Now the exceptions.

Certain prefixes always take a hyphen, and Magat and Garner agree on four that require a hyphen in legal writing: all-, ex-, quasi-, and self-. So all-encompassing, all-knowing, ex-convict, ex-president, quasi-contract, quasi-public, self-assessment, and self-serving.

When the prefix precedes a capital letter or a numeral, use a hyphen. Casagrande, Garner, and Magat agree on this: non-American, anti-Semitic, post-1986, and pre-9/11.

Bring in a hyphen when omitting it could create a miscue, an ambiguity, or confusion—because the unhyphenated word looks like another word:

  • Judge Kean spent most of her pre-judicial career at Lowery & Townes.
  • Forbes rejected the Petitioner’s request to re-sign the contract.
  • The incident resulted from an unexpected re-formation of river ice.
  • Andrick’s video was meant to re-create the events at issue.

The experts also recommend a hyphen when omitting it could create an awkward or hard-to-pronounce compound. Here you must exercise editorial judgment; as you’ll see, the experts’ examples aren’t always consistent with other guidance. Here are the examples the experts say should be hyphenated:

  • Casagrande: anti-inclusive, intra-arterial, ultra-apathetic
  • Garner: anti-intellectual, post-sentencing, pro-abstinence
  • Magat: co-opt, co-worker, non-odious

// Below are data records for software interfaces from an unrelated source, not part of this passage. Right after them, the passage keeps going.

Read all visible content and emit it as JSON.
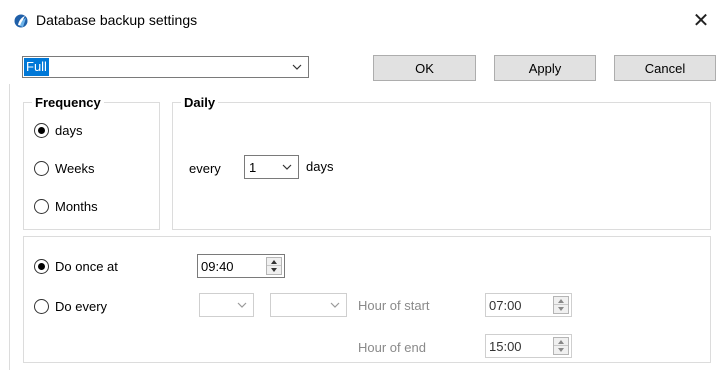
{
  "window": {
    "title": "Database backup settings",
    "app_icon": "app-logo-icon",
    "close_glyph": "✕"
  },
  "backup_type": {
    "selected": "Full"
  },
  "buttons": {
    "ok": "OK",
    "apply": "Apply",
    "cancel": "Cancel"
  },
  "frequency": {
    "title": "Frequency",
    "options": [
      {
        "label": "days",
        "checked": true
      },
      {
        "label": "Weeks",
        "checked": false
      },
      {
        "label": "Months",
        "checked": false
      }
    ]
  },
  "daily": {
    "title": "Daily",
    "every_label": "every",
    "every_value": "1",
    "unit_label": "days"
  },
  "schedule": {
    "do_once_label": "Do once at",
    "do_once_checked": true,
    "do_once_time": "09:40",
    "do_every_label": "Do every",
    "do_every_checked": false,
    "do_every_value": "",
    "do_every_unit": "",
    "hour_of_start_label": "Hour of start",
    "hour_of_start": "07:00",
    "hour_of_end_label": "Hour of end",
    "hour_of_end": "15:00"
  },
  "colors": {
    "selection": "#0078d7",
    "button_bg": "#e1e1e1",
    "disabled_text": "#8a8a8a"
  }
}
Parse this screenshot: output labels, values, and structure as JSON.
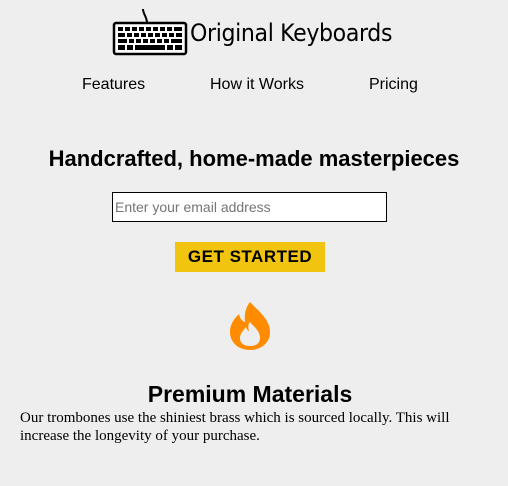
{
  "header": {
    "logo_icon": "keyboard-icon",
    "logo_text": "Original Keyboards"
  },
  "nav": {
    "items": [
      {
        "label": "Features"
      },
      {
        "label": "How it Works"
      },
      {
        "label": "Pricing"
      }
    ]
  },
  "hero": {
    "title": "Handcrafted, home-made masterpieces",
    "email_placeholder": "Enter your email address",
    "cta_label": "GET STARTED"
  },
  "features": [
    {
      "icon": "fire-icon",
      "title": "Premium Materials",
      "description": "Our trombones use the shiniest brass which is sourced locally. This will increase the longevity of your purchase."
    }
  ],
  "colors": {
    "background": "#eeeeee",
    "cta": "#f1c40f",
    "flame": "#ff8c00"
  }
}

Thus, we’ve arrived at our guidelines for hyphenating prefixes.

A no-hyphen approach is preferred, with three exceptions: (1) with all-, ex-, quasi-, and self; (2) before numerals and capital letters; and (3) to avoid awkwardness—exercising your best editorial judgment.

For detailed guidance, see The Chicago Manual of Style § 7.79, which is followed in § 7.85 by a 9-page table table with rules for hyphenating specific prefixes and words. Magat’s book, The Lawyer’s Editing Manual, also contains a list of prefixes that are generally unhyphenated, with exceptions.

Formatting suggestions for court opinions

Practitioners must follow court rules for their pleadings and briefs, but courts can do what they want. Here are my suggestions for formatting court orders and opinions. For more and better guidance, see Matthew Butterick, Typography for Lawyers (2d ed. 2015) or his website.

Don’t use Courier. I recommend a serifed typeface for the body text (my example uses Cambria), and I follow the recommendations of many layout experts to avoid Times New Roman. I believe it’s appropriate to format short, topic headings in a contrasting sans serif font (my example uses Calibri Bold).

Although double line spacing is ubiquitous in legal documents, it’s problematic for on-screen skimming and readability and because it uses lots of paper if printed. Some say double-spacing makes documents readable. Yet no one reads double-spaced books, magazines, or newspapers, let alone web pages. Instead, apply reasonable line spacing (my example uses 1.2) and push in the left-right margins to reduce the line length (my example uses 1.5 inches).

Use only one tab to indent paragraphs, and consider shortening the tab (my example uses .25 inches).

If you want full justification, you should turn on hyphenation to reduce gaps and spaces (my example does). If you dislike hyphens, check out most newspapers and magazines and nearly all books: they’re hyphenated. If you still dislike hyphens, left justified text with a ragged right margin is fine for legal documents, I say.

Use italics instead of underlining. Avoid ALL-CAPS.

Add text to the outline numbers. You can use topical headings: Introduction. You can also use explanatory headings (point headings): The structure and punctuation of Maine’s wage-and-hour law creates an ambiguity.

And if you can bring yourself to do it, abandon Roman numerals and, possibly, use a numbering system that allows readers to know where they are at any point in the document. It might look like this:


Here is my reformatted example (click to view):